Your job is to write out each record precisely as it stands.

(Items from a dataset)
=======

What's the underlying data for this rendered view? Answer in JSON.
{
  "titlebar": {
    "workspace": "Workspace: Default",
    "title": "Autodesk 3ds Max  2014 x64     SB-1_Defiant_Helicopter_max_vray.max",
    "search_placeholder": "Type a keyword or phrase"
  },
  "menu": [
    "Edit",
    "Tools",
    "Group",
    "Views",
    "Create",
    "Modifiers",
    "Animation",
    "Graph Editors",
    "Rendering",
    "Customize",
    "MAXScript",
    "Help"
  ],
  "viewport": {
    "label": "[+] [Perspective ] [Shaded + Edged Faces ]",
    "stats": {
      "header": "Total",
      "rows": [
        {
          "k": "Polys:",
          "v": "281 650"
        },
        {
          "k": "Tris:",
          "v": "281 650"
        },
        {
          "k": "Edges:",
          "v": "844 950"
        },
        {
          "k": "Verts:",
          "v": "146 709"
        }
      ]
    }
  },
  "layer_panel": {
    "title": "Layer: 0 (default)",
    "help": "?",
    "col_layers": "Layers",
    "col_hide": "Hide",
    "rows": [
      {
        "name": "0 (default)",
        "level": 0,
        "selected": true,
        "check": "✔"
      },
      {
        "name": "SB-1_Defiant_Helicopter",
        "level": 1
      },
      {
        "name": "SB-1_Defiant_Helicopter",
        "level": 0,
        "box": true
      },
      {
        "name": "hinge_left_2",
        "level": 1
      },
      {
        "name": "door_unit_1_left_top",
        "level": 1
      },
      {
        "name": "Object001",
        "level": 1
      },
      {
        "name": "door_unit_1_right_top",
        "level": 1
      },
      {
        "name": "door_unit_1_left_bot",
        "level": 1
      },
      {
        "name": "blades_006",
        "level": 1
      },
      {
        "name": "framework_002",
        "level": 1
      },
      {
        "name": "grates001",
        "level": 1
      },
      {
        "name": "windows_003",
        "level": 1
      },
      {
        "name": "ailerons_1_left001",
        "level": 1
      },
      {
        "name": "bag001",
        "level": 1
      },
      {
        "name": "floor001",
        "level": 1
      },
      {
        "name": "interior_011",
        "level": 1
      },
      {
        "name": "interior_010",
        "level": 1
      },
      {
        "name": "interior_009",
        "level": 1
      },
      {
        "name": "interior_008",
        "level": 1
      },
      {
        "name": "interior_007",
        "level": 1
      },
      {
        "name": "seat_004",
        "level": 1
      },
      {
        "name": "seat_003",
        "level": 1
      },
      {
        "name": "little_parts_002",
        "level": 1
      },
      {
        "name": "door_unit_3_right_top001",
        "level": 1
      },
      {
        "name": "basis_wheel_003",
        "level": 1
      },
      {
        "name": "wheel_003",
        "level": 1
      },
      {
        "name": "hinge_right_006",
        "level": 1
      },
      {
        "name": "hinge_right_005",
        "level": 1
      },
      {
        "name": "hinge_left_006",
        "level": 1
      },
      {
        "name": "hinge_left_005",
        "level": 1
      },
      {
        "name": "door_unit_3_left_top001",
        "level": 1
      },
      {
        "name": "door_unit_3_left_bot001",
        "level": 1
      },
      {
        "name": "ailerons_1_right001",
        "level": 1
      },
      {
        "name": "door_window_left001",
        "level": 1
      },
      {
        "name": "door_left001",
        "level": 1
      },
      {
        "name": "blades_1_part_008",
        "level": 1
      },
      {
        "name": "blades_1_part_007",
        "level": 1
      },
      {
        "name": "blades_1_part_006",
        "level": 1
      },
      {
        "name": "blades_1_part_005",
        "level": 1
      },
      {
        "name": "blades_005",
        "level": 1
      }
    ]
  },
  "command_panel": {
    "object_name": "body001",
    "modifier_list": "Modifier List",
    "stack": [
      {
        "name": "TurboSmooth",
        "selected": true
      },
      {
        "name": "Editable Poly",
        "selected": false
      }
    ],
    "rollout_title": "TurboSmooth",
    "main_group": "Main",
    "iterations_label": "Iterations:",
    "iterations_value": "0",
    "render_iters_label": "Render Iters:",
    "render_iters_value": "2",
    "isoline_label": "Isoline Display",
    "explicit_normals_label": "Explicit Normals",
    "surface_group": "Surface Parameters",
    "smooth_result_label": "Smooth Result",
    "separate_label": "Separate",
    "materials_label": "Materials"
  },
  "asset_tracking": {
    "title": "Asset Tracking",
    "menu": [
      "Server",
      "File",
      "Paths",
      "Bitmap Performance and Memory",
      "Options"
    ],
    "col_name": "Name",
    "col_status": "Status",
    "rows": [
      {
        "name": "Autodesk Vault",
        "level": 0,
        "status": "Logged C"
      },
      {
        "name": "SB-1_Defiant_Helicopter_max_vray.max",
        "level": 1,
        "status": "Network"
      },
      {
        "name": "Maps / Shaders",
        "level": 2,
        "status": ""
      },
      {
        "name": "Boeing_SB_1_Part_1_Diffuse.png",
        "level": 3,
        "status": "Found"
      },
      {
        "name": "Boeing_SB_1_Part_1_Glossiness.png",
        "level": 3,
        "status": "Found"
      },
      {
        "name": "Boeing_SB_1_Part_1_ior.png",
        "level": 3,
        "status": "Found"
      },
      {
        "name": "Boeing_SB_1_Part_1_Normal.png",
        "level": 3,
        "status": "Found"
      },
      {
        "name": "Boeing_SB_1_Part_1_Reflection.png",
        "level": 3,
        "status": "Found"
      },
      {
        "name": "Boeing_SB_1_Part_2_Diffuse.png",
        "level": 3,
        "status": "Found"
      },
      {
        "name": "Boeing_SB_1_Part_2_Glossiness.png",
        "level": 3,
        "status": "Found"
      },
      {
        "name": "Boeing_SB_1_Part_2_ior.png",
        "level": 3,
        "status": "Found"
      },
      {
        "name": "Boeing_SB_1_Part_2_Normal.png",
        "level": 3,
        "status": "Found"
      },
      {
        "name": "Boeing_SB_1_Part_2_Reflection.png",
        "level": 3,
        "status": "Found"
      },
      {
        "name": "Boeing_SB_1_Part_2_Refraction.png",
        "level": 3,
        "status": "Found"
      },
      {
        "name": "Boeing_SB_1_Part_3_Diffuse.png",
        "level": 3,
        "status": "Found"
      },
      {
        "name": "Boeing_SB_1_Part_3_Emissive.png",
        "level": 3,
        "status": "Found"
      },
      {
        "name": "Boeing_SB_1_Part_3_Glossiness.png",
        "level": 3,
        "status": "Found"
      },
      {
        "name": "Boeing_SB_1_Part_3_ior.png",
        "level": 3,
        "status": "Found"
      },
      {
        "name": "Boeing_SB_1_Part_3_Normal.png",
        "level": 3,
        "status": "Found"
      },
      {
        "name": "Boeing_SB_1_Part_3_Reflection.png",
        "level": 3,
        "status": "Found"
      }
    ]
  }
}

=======

▶ _EXERCISE SOLUTION_:
What's the underlying data for this rendered view? Answer in JSON.
{
  "titlebar": {
    "workspace": "Workspace: Default",
    "title": "Autodesk 3ds Max  2014 x64     SB-1_Defiant_Helicopter_max_vray.max",
    "search_placeholder": "Type a keyword or phrase"
  },
  "menu": [
    "Edit",
    "Tools",
    "Group",
    "Views",
    "Create",
    "Modifiers",
    "Animation",
    "Graph Editors",
    "Rendering",
    "Customize",
    "MAXScript",
    "Help"
  ],
  "viewport": {
    "label": "[+] [Perspective ] [Shaded + Edged Faces ]",
    "stats": {
      "header": "Total",
      "rows": [
        {
          "k": "Polys:",
          "v": "281 650"
        },
        {
          "k": "Tris:",
          "v": "281 650"
        },
        {
          "k": "Edges:",
          "v": "844 950"
        },
        {
          "k": "Verts:",
          "v": "146 709"
        }
      ]
    }
  },
  "layer_panel": {
    "title": "Layer: 0 (default)",
    "help": "?",
    "col_layers": "Layers",
    "col_hide": "Hide",
    "rows": [
      {
        "name": "0 (default)",
        "level": 0,
        "selected": true,
        "check": "✔"
      },
      {
        "name": "SB-1_Defiant_Helicopter",
        "level": 1
      },
      {
        "name": "SB-1_Defiant_Helicopter",
        "level": 0,
        "box": true
      },
      {
        "name": "hinge_left_2",
        "level": 1
      },
      {
        "name": "door_unit_1_left_top",
        "level": 1
      },
      {
        "name": "Object001",
        "level": 1
      },
      {
        "name": "door_unit_1_right_top",
        "level": 1
      },
      {
        "name": "door_unit_1_left_bot",
        "level": 1
      },
      {
        "name": "blades_006",
        "level": 1
      },
      {
        "name": "framework_002",
        "level": 1
      },
      {
        "name": "grates001",
        "level": 1
      },
      {
        "name": "windows_003",
        "level": 1
      },
      {
        "name": "ailerons_1_left001",
        "level": 1
      },
      {
        "name": "bag001",
        "level": 1
      },
      {
        "name": "floor001",
        "level": 1
      },
      {
        "name": "interior_011",
        "level": 1
      },
      {
        "name": "interior_010",
        "level": 1
      },
      {
        "name": "interior_009",
        "level": 1
      },
      {
        "name": "interior_008",
        "level": 1
      },
      {
        "name": "interior_007",
        "level": 1
      },
      {
        "name": "seat_004",
        "level": 1
      },
      {
        "name": "seat_003",
        "level": 1
      },
      {
        "name": "little_parts_002",
        "level": 1
      },
      {
        "name": "door_unit_3_right_top001",
        "level": 1
      },
      {
        "name": "basis_wheel_003",
        "level": 1
      },
      {
        "name": "wheel_003",
        "level": 1
      },
      {
        "name": "hinge_right_006",
        "level": 1
      },
      {
        "name": "hinge_right_005",
        "level": 1
      },
      {
        "name": "hinge_left_006",
        "level": 1
      },
      {
        "name": "hinge_left_005",
        "level": 1
      },
      {
        "name": "door_unit_3_left_top001",
        "level": 1
      },
      {
        "name": "door_unit_3_left_bot001",
        "level": 1
      },
      {
        "name": "ailerons_1_right001",
        "level": 1
      },
      {
        "name": "door_window_left001",
        "level": 1
      },
      {
        "name": "door_left001",
        "level": 1
      },
      {
        "name": "blades_1_part_008",
        "level": 1
      },
      {
        "name": "blades_1_part_007",
        "level": 1
      },
      {
        "name": "blades_1_part_006",
        "level": 1
      },
      {
        "name": "blades_1_part_005",
        "level": 1
      },
      {
        "name": "blades_005",
        "level": 1
      }
    ]
  },
  "command_panel": {
    "object_name": "body001",
    "modifier_list": "Modifier List",
    "stack": [
      {
        "name": "TurboSmooth",
        "selected": true
      },
      {
        "name": "Editable Poly",
        "selected": false
      }
    ],
    "rollout_title": "TurboSmooth",
    "main_group": "Main",
    "iterations_label": "Iterations:",
    "iterations_value": "0",
    "render_iters_label": "Render Iters:",
    "render_iters_value": "2",
    "isoline_label": "Isoline Display",
    "explicit_normals_label": "Explicit Normals",
    "surface_group": "Surface Parameters",
    "smooth_result_label": "Smooth Result",
    "separate_label": "Separate",
    "materials_label": "Materials"
  },
  "asset_tracking": {
    "title": "Asset Tracking",
    "menu": [
      "Server",
      "File",
      "Paths",
      "Bitmap Performance and Memory",
      "Options"
    ],
    "col_name": "Name",
    "col_status": "Status",
    "rows": [
      {
        "name": "Autodesk Vault",
        "level": 0,
        "status": "Logged C"
      },
      {
        "name": "SB-1_Defiant_Helicopter_max_vray.max",
        "level": 1,
        "status": "Network"
      },
      {
        "name": "Maps / Shaders",
        "level": 2,
        "status": ""
      },
      {
        "name": "Boeing_SB_1_Part_1_Diffuse.png",
        "level": 3,
        "status": "Found"
      },
      {
        "name": "Boeing_SB_1_Part_1_Glossiness.png",
        "level": 3,
        "status": "Found"
      },
      {
        "name": "Boeing_SB_1_Part_1_ior.png",
        "level": 3,
        "status": "Found"
      },
      {
        "name": "Boeing_SB_1_Part_1_Normal.png",
        "level": 3,
        "status": "Found"
      },
      {
        "name": "Boeing_SB_1_Part_1_Reflection.png",
        "level": 3,
        "status": "Found"
      },
      {
        "name": "Boeing_SB_1_Part_2_Diffuse.png",
        "level": 3,
        "status": "Found"
      },
      {
        "name": "Boeing_SB_1_Part_2_Glossiness.png",
        "level": 3,
        "status": "Found"
      },
      {
        "name": "Boeing_SB_1_Part_2_ior.png",
        "level": 3,
        "status": "Found"
      },
      {
        "name": "Boeing_SB_1_Part_2_Normal.png",
        "level": 3,
        "status": "Found"
      },
      {
        "name": "Boeing_SB_1_Part_2_Reflection.png",
        "level": 3,
        "status": "Found"
      },
      {
        "name": "Boeing_SB_1_Part_2_Refraction.png",
        "level": 3,
        "status": "Found"
      },
      {
        "name": "Boeing_SB_1_Part_3_Diffuse.png",
        "level": 3,
        "status": "Found"
      },
      {
        "name": "Boeing_SB_1_Part_3_Emissive.png",
        "level": 3,
        "status": "Found"
      },
      {
        "name": "Boeing_SB_1_Part_3_Glossiness.png",
        "level": 3,
        "status": "Found"
      },
      {
        "name": "Boeing_SB_1_Part_3_ior.png",
        "level": 3,
        "status": "Found"
      },
      {
        "name": "Boeing_SB_1_Part_3_Normal.png",
        "level": 3,
        "status": "Found"
      },
      {
        "name": "Boeing_SB_1_Part_3_Reflection.png",
        "level": 3,
        "status": "Found"
      }
    ]
  }
}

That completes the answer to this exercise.